--- WORK TO COMPLETE ---
Return the records that follow unaltered. Omit every picture.

Interface dataset entries

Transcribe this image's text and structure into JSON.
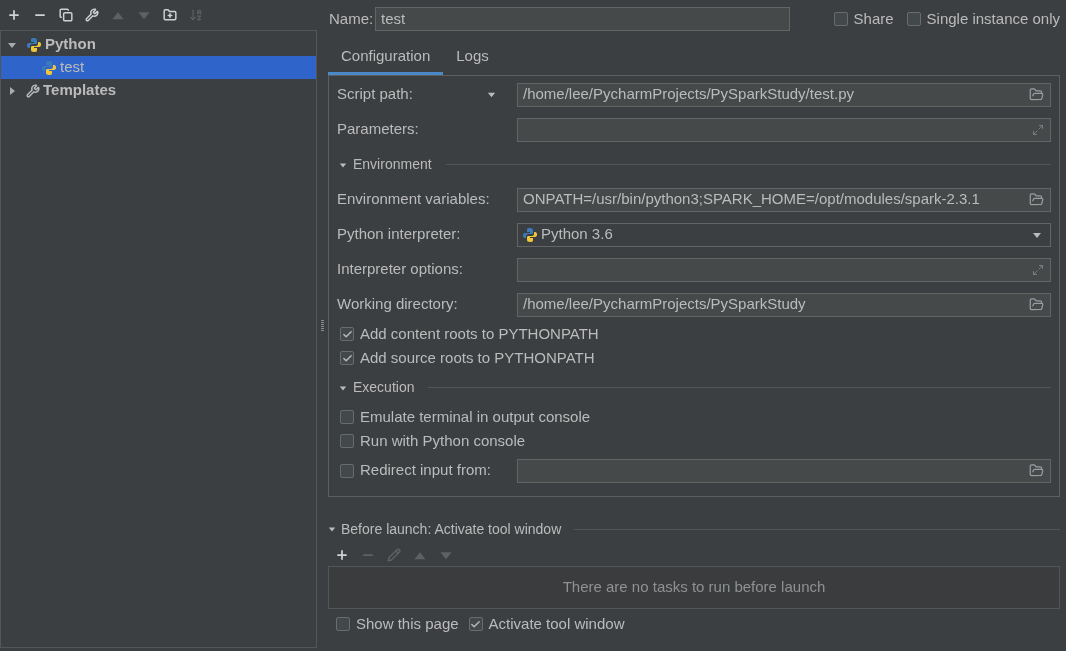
{
  "toolbar": [
    {
      "kind": "add",
      "disabled": false
    },
    {
      "kind": "remove",
      "disabled": false
    },
    {
      "kind": "copy",
      "disabled": false
    },
    {
      "kind": "edit",
      "disabled": false
    },
    {
      "kind": "up",
      "disabled": true
    },
    {
      "kind": "down",
      "disabled": true
    },
    {
      "kind": "folder",
      "disabled": false
    },
    {
      "kind": "sort",
      "disabled": true
    }
  ],
  "tree": [
    {
      "label": "Python",
      "kind": "python",
      "expanded": true,
      "selected": false,
      "children": [
        {
          "label": "test",
          "kind": "python",
          "selected": true
        }
      ]
    },
    {
      "label": "Templates",
      "kind": "wrench",
      "expanded": false,
      "selected": false
    }
  ],
  "name": {
    "label": "Name:",
    "value": "test"
  },
  "options": [
    {
      "label": "Share",
      "checked": false
    },
    {
      "label": "Single instance only",
      "checked": false
    }
  ],
  "tabs": [
    {
      "label": "Configuration",
      "selected": true
    },
    {
      "label": "Logs",
      "selected": false
    }
  ],
  "config": [
    {
      "kind": "field",
      "label": "Script path:",
      "caret": true,
      "value": "/home/lee/PycharmProjects/PySparkStudy/test.py",
      "button": {
        "kind": "folder"
      }
    },
    {
      "kind": "field",
      "label": "Parameters:",
      "button": {
        "kind": "expand"
      }
    },
    {
      "kind": "section",
      "label": "Environment",
      "expanded": true
    },
    {
      "kind": "field",
      "label": "Environment variables:",
      "value": "ONPATH=/usr/bin/python3;SPARK_HOME=/opt/modules/spark-2.3.1",
      "button": {
        "kind": "folder"
      }
    },
    {
      "kind": "select",
      "label": "Python interpreter:",
      "value": "Python 3.6"
    },
    {
      "kind": "field",
      "label": "Interpreter options:",
      "button": {
        "kind": "expand"
      }
    },
    {
      "kind": "field",
      "label": "Working directory:",
      "value": "/home/lee/PycharmProjects/PySparkStudy",
      "button": {
        "kind": "folder"
      }
    },
    {
      "kind": "checkbox",
      "label": "Add content roots to PYTHONPATH",
      "checked": true
    },
    {
      "kind": "checkbox",
      "label": "Add source roots to PYTHONPATH",
      "checked": true
    },
    {
      "kind": "section",
      "label": "Execution",
      "expanded": true
    },
    {
      "kind": "checkbox",
      "label": "Emulate terminal in output console",
      "checked": false
    },
    {
      "kind": "checkbox",
      "label": "Run with Python console",
      "checked": false
    },
    {
      "kind": "checkbox_field",
      "label": "Redirect input from:",
      "checked": false,
      "button": {
        "kind": "folder"
      }
    }
  ],
  "before_launch": {
    "title": "Before launch: Activate tool window",
    "expanded": true,
    "tools": [
      {
        "kind": "add",
        "disabled": false
      },
      {
        "kind": "remove",
        "disabled": true
      },
      {
        "kind": "edit",
        "disabled": true
      },
      {
        "kind": "up",
        "disabled": true
      },
      {
        "kind": "down",
        "disabled": true
      }
    ],
    "empty_text": "There are no tasks to run before launch"
  },
  "footer": [
    {
      "label": "Show this page",
      "checked": false
    },
    {
      "label": "Activate tool window",
      "checked": true
    }
  ]
}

--- WRITTEN ANSWER ---
Transcribe this image's text and structure into JSON.
{
  "toolbar": [
    {
      "kind": "add",
      "disabled": false
    },
    {
      "kind": "remove",
      "disabled": false
    },
    {
      "kind": "copy",
      "disabled": false
    },
    {
      "kind": "edit",
      "disabled": false
    },
    {
      "kind": "up",
      "disabled": true
    },
    {
      "kind": "down",
      "disabled": true
    },
    {
      "kind": "folder",
      "disabled": false
    },
    {
      "kind": "sort",
      "disabled": true
    }
  ],
  "tree": [
    {
      "label": "Python",
      "kind": "python",
      "expanded": true,
      "selected": false,
      "children": [
        {
          "label": "test",
          "kind": "python",
          "selected": true
        }
      ]
    },
    {
      "label": "Templates",
      "kind": "wrench",
      "expanded": false,
      "selected": false
    }
  ],
  "name": {
    "label": "Name:",
    "value": "test"
  },
  "options": [
    {
      "label": "Share",
      "checked": false
    },
    {
      "label": "Single instance only",
      "checked": false
    }
  ],
  "tabs": [
    {
      "label": "Configuration",
      "selected": true
    },
    {
      "label": "Logs",
      "selected": false
    }
  ],
  "config": [
    {
      "kind": "field",
      "label": "Script path:",
      "caret": true,
      "value": "/home/lee/PycharmProjects/PySparkStudy/test.py",
      "button": {
        "kind": "folder"
      }
    },
    {
      "kind": "field",
      "label": "Parameters:",
      "button": {
        "kind": "expand"
      }
    },
    {
      "kind": "section",
      "label": "Environment",
      "expanded": true
    },
    {
      "kind": "field",
      "label": "Environment variables:",
      "value": "ONPATH=/usr/bin/python3;SPARK_HOME=/opt/modules/spark-2.3.1",
      "button": {
        "kind": "folder"
      }
    },
    {
      "kind": "select",
      "label": "Python interpreter:",
      "value": "Python 3.6"
    },
    {
      "kind": "field",
      "label": "Interpreter options:",
      "button": {
        "kind": "expand"
      }
    },
    {
      "kind": "field",
      "label": "Working directory:",
      "value": "/home/lee/PycharmProjects/PySparkStudy",
      "button": {
        "kind": "folder"
      }
    },
    {
      "kind": "checkbox",
      "label": "Add content roots to PYTHONPATH",
      "checked": true
    },
    {
      "kind": "checkbox",
      "label": "Add source roots to PYTHONPATH",
      "checked": true
    },
    {
      "kind": "section",
      "label": "Execution",
      "expanded": true
    },
    {
      "kind": "checkbox",
      "label": "Emulate terminal in output console",
      "checked": false
    },
    {
      "kind": "checkbox",
      "label": "Run with Python console",
      "checked": false
    },
    {
      "kind": "checkbox_field",
      "label": "Redirect input from:",
      "checked": false,
      "button": {
        "kind": "folder"
      }
    }
  ],
  "before_launch": {
    "title": "Before launch: Activate tool window",
    "expanded": true,
    "tools": [
      {
        "kind": "add",
        "disabled": false
      },
      {
        "kind": "remove",
        "disabled": true
      },
      {
        "kind": "edit",
        "disabled": true
      },
      {
        "kind": "up",
        "disabled": true
      },
      {
        "kind": "down",
        "disabled": true
      }
    ],
    "empty_text": "There are no tasks to run before launch"
  },
  "footer": [
    {
      "label": "Show this page",
      "checked": false
    },
    {
      "label": "Activate tool window",
      "checked": true
    }
  ]
}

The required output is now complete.